What you should do: Every entry that follows is to be set down exactly, with its pictures omitted.

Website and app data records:
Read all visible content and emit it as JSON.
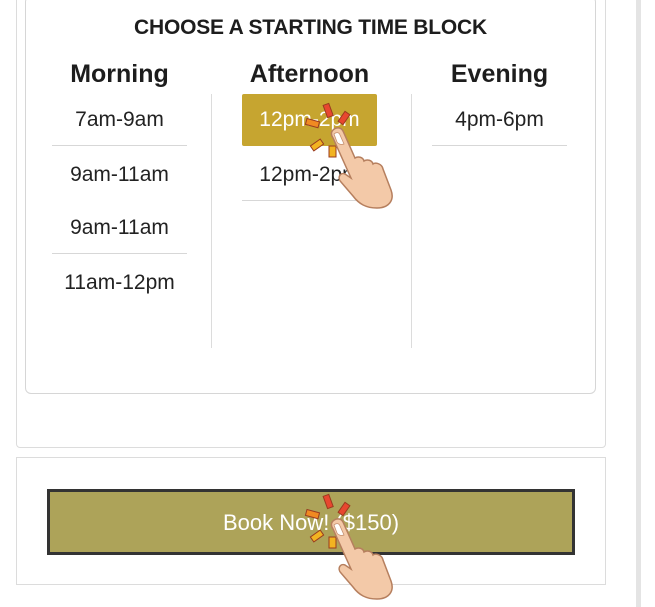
{
  "schedule": {
    "title": "CHOOSE A STARTING TIME BLOCK",
    "columns": [
      {
        "heading": "Morning",
        "slots": [
          "7am-9am",
          "9am-11am",
          "9am-11am",
          "11am-12pm"
        ]
      },
      {
        "heading": "Afternoon",
        "slots": [
          "12pm-2pm",
          "12pm-2pm"
        ],
        "selected_index": 0
      },
      {
        "heading": "Evening",
        "slots": [
          "4pm-6pm"
        ]
      }
    ]
  },
  "booking": {
    "button_label": "Book Now! ($150)"
  },
  "colors": {
    "selected": "#c6a530",
    "button": "#ada359",
    "tap_hand": "#f3c9a8",
    "tap_burst": "#e8472f"
  },
  "icons": {
    "tap_hint": "hand-tap-icon"
  }
}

Solution to this task:
Read all visible content and emit it as JSON.
{
  "schedule": {
    "title": "CHOOSE A STARTING TIME BLOCK",
    "columns": [
      {
        "heading": "Morning",
        "slots": [
          "7am-9am",
          "9am-11am",
          "9am-11am",
          "11am-12pm"
        ]
      },
      {
        "heading": "Afternoon",
        "slots": [
          "12pm-2pm",
          "12pm-2pm"
        ],
        "selected_index": 0
      },
      {
        "heading": "Evening",
        "slots": [
          "4pm-6pm"
        ]
      }
    ]
  },
  "booking": {
    "button_label": "Book Now! ($150)"
  },
  "colors": {
    "selected": "#c6a530",
    "button": "#ada359",
    "tap_hand": "#f3c9a8",
    "tap_burst": "#e8472f"
  },
  "icons": {
    "tap_hint": "hand-tap-icon"
  }
}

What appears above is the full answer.